A triune community: Fichte’s family law against the background of Kant’s practical philosophy (II)
Based on Fichte’s Foundations of Natural Right recently published in Russian for the first time, this article investigates the logic and basic statements of Fichte’s theory on family law. The second part of the study considers Fichte's theory of marriage law as compared to Kant’s legal doctrine. Both the union and separation of marriage partners is viewed by Fichte as a phenomenon of the internal life and an element of personal freedom, hence the role of clergy in this field. In Fichte’s theory, special attention is paid to the nature and legal effects of a legitimate divorce interpreted based on his moral anthropology of sexes as a moral fact and a legal status. A divorce, once accomplished in the moral substance, transforms the personal union of family partners into a concubinage, which is seen considered in an essentially non-Kantian way. Against the background of these concepts, the article deals with questions of what the state has to protect and what it is entitled to punish in the domain of marriage.
1. Kant, I, 1965. Metafisicheskiye nachala ucheniya o prave [Metaphysical Elements of Justice] In: Kant, I. Soch. v 6 t. Vol. 4. Part 2, Moscow, p. 107—302.

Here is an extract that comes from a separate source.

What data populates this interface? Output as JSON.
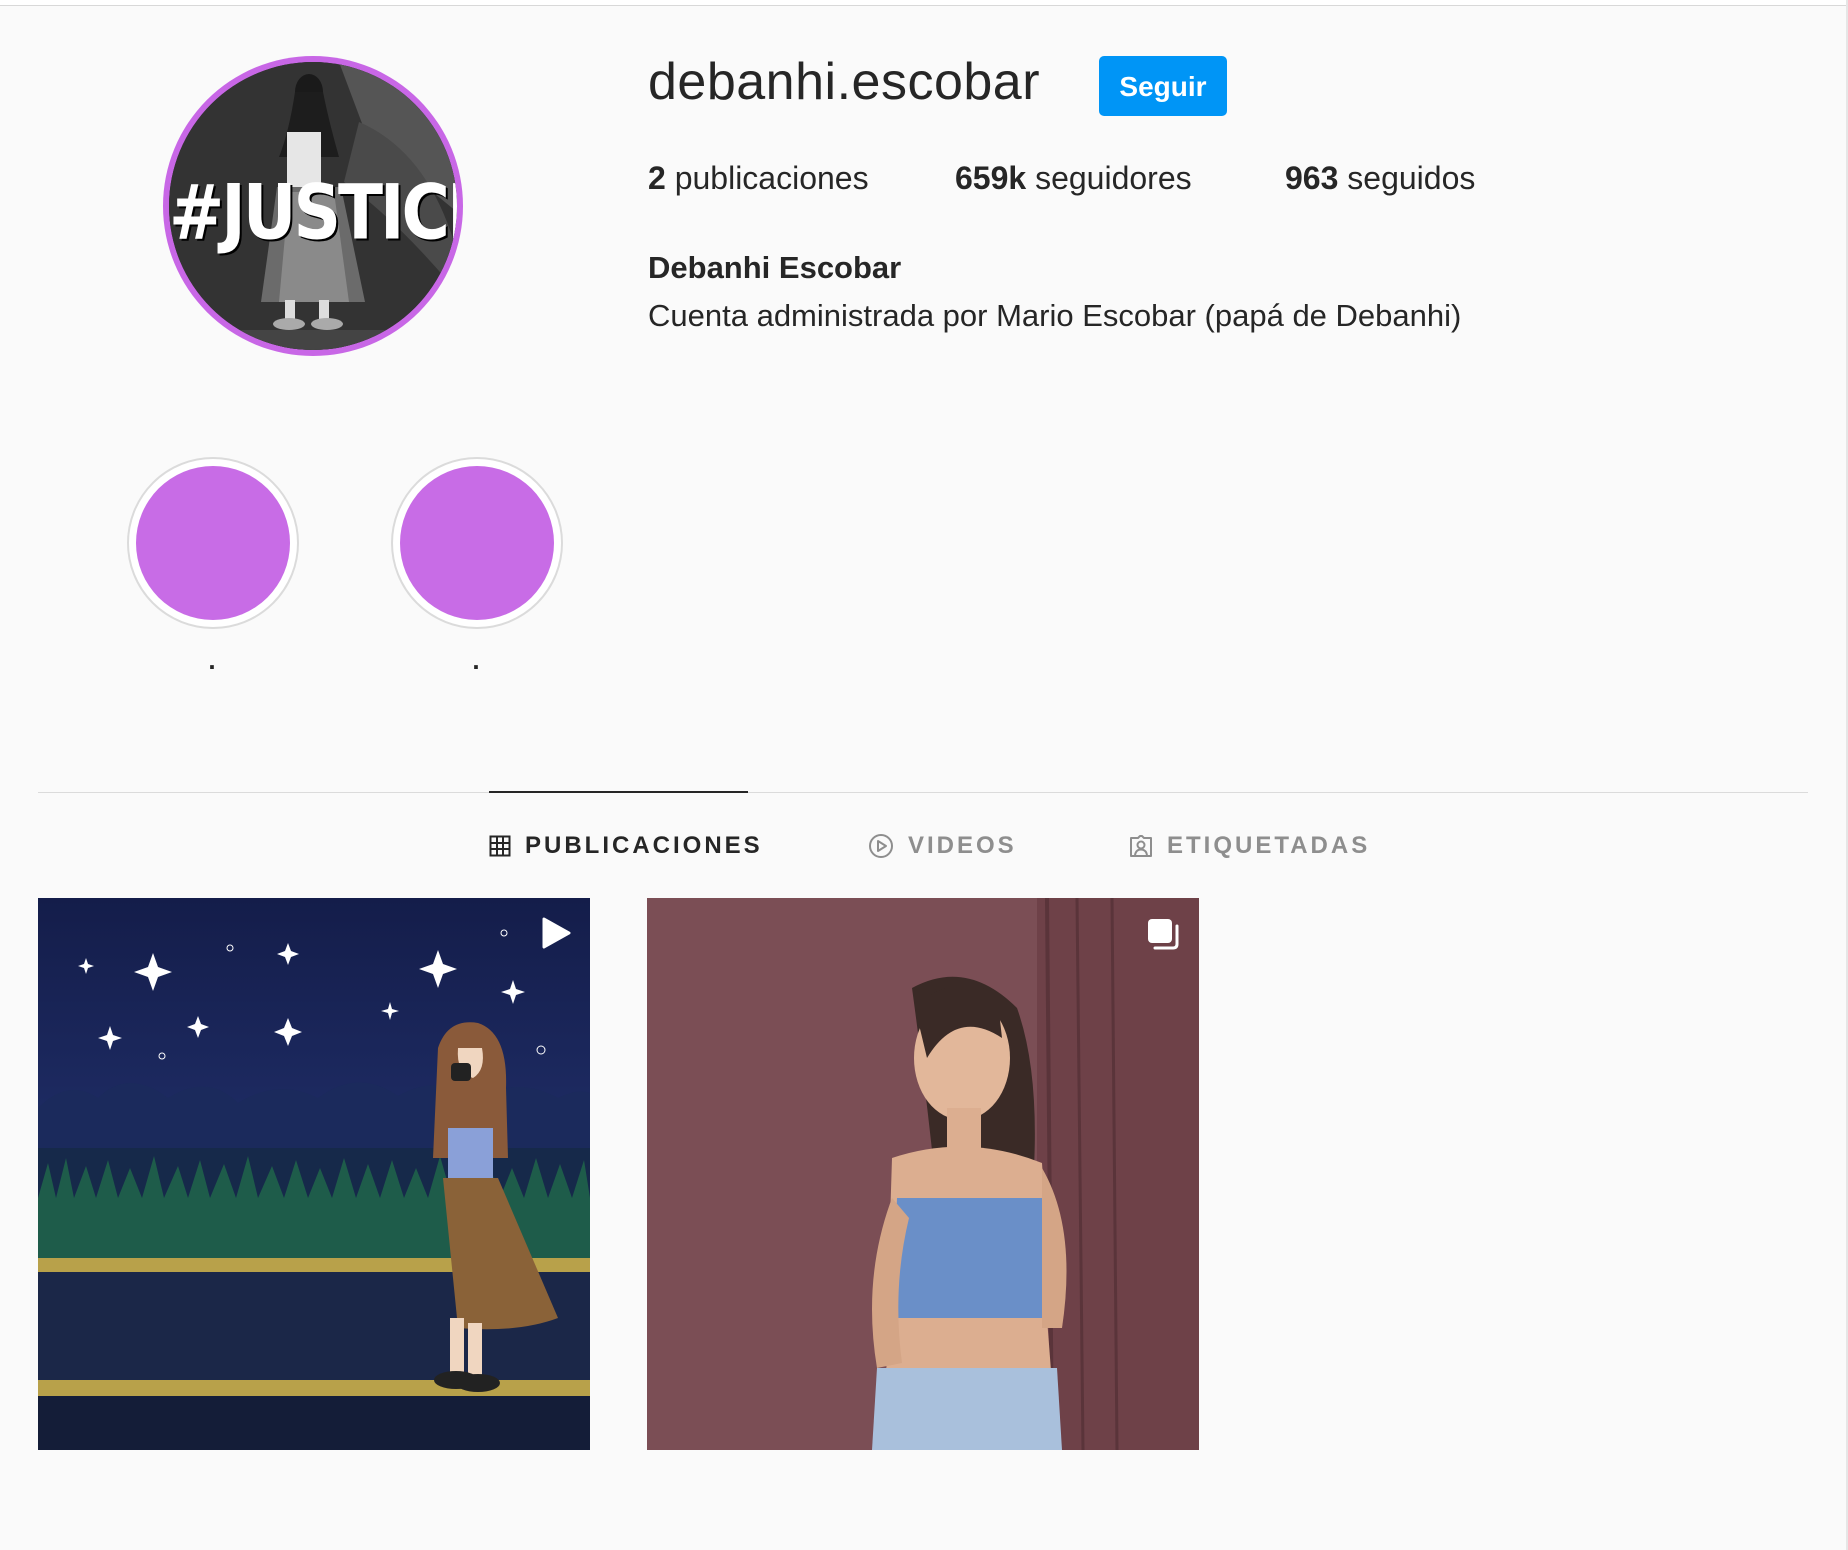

2. Fichte, J. G., 2014. Osnova jestestvennogo prava soglasno prinzipam naukoucheniya [Foundations of Natural Right according to the Principles of the Science of Knowledge], Moscow.